It takes its name from the Greek f3apvs (heavy) on account of its presence in barytes or heavy spar which was first investigated in 1602 by V.
Much of the raw material for this industry, such as ball, flint, and spar clays and kaolin, is imported from other states.
Being very brittle, the spar is rather difficult to work on the lathe, and is often toughened by means of resin.
In the midst of this consternation, Queequeg dropped deftly to his knees, and crawling under the path of the boom, whipped hold of a rope, secured one end to the bulwarks, and then flinging the other like a lasso, caught it round the boom as it swept over his head, and at the next jerk, the spar was that way trapped, and all was safe.
Jule's throat tightened as he listened to the two of them spar verbally.
True, they rather order me about some, and make me jump from spar to spar, like a grasshopper in a May meadow.
That this is not a necessary characteristic of light was discovered by Christian Huygens, who found that, whereas a stream of sunlight in traversing a rhomb of spar in any but one direction always gives rise to two streams of equal brightness, each of these emergent streams is divided by a second rhomb into two portions having a relative intensity dependent upon the position with respect to one another of the principal planes of the faces of entry into the rhombs - the planes through the axes of the crystals perpendicular to the refracting surfaces.
She found herself remembering what his body looked like when he stripped down to spar with her, how the muscular length of him felt against her own body when they were locked in combat.
Calcium metasilicate, CaSiO 3, occurs in nature as monoclinic crystals known as tabular spar or wollastonite; it may be prepared artificially from solutions of calcium chloride and sodium silicate.

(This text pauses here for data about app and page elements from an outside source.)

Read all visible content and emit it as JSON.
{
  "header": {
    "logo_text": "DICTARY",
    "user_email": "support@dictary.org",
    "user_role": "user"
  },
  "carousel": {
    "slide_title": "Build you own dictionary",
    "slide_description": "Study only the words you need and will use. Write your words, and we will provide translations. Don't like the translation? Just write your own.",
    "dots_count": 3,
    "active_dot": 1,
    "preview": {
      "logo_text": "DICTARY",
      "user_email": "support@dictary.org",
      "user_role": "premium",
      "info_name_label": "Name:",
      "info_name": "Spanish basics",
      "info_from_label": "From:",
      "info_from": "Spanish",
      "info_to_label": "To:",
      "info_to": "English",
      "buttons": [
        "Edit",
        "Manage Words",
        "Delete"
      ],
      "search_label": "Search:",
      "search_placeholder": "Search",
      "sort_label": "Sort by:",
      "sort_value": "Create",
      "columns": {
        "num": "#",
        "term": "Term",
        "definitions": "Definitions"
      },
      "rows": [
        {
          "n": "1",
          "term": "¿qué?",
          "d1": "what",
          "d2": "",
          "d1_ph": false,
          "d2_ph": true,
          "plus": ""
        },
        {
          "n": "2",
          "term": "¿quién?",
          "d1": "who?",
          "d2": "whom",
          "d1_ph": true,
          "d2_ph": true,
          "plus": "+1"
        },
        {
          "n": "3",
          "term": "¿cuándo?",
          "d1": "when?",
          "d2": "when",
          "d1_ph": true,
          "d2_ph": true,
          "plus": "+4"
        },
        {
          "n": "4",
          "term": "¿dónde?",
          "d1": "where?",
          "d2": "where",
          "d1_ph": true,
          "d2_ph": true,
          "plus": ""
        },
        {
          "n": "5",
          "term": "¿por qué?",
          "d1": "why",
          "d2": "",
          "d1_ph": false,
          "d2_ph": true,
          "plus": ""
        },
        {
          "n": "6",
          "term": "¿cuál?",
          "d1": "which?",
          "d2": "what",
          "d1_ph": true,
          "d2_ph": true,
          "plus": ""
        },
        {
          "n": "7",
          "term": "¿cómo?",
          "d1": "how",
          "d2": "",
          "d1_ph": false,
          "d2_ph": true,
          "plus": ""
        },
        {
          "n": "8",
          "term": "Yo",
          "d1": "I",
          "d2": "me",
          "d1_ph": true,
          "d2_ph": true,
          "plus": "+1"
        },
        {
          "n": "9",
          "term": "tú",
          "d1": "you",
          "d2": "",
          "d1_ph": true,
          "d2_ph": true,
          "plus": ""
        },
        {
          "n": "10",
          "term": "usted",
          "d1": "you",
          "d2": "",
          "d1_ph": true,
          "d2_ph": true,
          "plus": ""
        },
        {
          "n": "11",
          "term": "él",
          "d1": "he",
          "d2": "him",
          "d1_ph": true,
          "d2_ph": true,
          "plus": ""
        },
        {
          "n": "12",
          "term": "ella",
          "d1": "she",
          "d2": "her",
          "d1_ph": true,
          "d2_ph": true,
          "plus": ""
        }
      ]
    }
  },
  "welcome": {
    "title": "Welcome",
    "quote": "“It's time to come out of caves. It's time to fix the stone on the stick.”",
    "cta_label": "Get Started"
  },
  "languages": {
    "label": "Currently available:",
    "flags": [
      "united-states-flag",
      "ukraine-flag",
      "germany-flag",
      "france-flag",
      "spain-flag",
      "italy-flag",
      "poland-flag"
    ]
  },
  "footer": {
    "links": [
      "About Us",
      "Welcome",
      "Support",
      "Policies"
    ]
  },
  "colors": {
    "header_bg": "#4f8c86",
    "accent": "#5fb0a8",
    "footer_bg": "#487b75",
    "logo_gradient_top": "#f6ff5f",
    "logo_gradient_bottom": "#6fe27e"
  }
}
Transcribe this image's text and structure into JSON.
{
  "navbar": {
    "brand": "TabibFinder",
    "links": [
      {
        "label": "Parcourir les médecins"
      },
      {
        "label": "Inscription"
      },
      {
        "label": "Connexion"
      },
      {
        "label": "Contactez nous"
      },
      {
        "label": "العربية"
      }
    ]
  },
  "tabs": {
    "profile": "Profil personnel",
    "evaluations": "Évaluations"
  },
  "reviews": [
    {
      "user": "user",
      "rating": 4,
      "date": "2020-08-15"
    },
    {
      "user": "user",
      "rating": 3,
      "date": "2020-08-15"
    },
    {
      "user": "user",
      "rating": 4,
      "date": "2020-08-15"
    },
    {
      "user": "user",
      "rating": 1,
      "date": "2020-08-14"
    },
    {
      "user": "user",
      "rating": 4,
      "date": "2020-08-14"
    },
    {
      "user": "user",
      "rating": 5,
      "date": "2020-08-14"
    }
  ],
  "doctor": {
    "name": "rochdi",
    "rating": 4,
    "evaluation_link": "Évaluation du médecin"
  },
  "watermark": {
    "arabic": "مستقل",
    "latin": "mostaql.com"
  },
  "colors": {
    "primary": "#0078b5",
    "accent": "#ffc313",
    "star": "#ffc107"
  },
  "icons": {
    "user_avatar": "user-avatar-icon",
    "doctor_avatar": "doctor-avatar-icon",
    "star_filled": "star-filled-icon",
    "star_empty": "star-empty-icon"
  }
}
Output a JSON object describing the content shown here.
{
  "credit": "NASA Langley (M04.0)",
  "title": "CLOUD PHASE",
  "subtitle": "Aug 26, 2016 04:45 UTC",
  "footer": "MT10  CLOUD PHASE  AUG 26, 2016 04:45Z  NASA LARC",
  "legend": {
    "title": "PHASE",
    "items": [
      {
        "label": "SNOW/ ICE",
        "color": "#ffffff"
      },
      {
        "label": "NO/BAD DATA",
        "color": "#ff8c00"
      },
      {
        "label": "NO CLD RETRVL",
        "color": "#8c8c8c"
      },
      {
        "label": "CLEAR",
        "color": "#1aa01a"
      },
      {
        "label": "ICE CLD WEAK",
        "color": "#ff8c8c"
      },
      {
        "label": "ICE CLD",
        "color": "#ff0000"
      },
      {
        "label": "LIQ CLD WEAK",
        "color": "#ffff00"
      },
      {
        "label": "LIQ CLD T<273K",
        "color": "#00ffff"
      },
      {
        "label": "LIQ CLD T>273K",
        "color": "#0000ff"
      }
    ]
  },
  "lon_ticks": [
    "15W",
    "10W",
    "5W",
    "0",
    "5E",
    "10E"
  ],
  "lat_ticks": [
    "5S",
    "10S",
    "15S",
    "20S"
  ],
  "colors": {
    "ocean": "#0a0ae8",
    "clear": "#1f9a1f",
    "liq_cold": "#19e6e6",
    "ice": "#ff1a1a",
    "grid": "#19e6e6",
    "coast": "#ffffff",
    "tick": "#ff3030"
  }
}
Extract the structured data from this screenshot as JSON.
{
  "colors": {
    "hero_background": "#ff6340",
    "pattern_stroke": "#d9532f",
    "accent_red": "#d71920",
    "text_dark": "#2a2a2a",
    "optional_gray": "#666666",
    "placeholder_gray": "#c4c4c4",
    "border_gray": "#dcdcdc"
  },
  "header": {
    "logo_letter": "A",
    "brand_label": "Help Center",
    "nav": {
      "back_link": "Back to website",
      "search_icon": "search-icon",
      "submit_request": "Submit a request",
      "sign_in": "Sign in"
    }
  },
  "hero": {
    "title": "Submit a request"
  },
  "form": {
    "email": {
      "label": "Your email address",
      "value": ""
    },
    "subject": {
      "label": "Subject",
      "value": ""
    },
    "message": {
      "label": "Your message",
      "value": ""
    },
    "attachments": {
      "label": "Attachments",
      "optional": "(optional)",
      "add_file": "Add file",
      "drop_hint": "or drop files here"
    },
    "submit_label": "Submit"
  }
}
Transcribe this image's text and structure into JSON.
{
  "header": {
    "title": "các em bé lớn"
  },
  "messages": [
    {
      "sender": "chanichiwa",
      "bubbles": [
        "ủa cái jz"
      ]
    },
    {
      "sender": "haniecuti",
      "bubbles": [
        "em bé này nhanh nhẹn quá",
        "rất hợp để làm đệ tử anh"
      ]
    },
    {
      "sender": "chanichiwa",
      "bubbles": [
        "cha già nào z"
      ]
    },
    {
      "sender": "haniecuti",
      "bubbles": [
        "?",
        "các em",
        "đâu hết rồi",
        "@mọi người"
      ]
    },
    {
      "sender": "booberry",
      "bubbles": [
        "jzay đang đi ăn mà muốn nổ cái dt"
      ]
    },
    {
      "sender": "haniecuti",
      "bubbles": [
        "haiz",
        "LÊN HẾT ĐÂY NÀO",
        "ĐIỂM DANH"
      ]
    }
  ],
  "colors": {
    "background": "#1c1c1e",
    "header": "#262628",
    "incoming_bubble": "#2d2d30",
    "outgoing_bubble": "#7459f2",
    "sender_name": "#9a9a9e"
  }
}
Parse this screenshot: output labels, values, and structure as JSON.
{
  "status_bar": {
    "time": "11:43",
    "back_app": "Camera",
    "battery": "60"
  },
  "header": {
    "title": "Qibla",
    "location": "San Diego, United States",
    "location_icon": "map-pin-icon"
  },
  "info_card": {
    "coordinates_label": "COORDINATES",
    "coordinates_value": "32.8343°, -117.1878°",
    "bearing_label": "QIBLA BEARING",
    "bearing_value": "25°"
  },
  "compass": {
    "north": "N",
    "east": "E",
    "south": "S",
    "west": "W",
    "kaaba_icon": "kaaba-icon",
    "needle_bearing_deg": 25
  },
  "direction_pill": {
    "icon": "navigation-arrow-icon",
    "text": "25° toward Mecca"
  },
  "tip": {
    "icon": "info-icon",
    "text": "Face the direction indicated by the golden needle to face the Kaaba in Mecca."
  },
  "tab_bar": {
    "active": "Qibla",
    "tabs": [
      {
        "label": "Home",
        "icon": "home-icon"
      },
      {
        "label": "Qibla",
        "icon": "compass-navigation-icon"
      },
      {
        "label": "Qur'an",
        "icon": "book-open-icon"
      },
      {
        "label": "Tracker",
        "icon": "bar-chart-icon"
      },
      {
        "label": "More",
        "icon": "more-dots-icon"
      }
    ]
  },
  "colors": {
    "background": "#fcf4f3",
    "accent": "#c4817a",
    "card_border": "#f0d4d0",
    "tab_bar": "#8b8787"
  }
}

In both cases the spar evolves free fluorine, which ozonizes the air.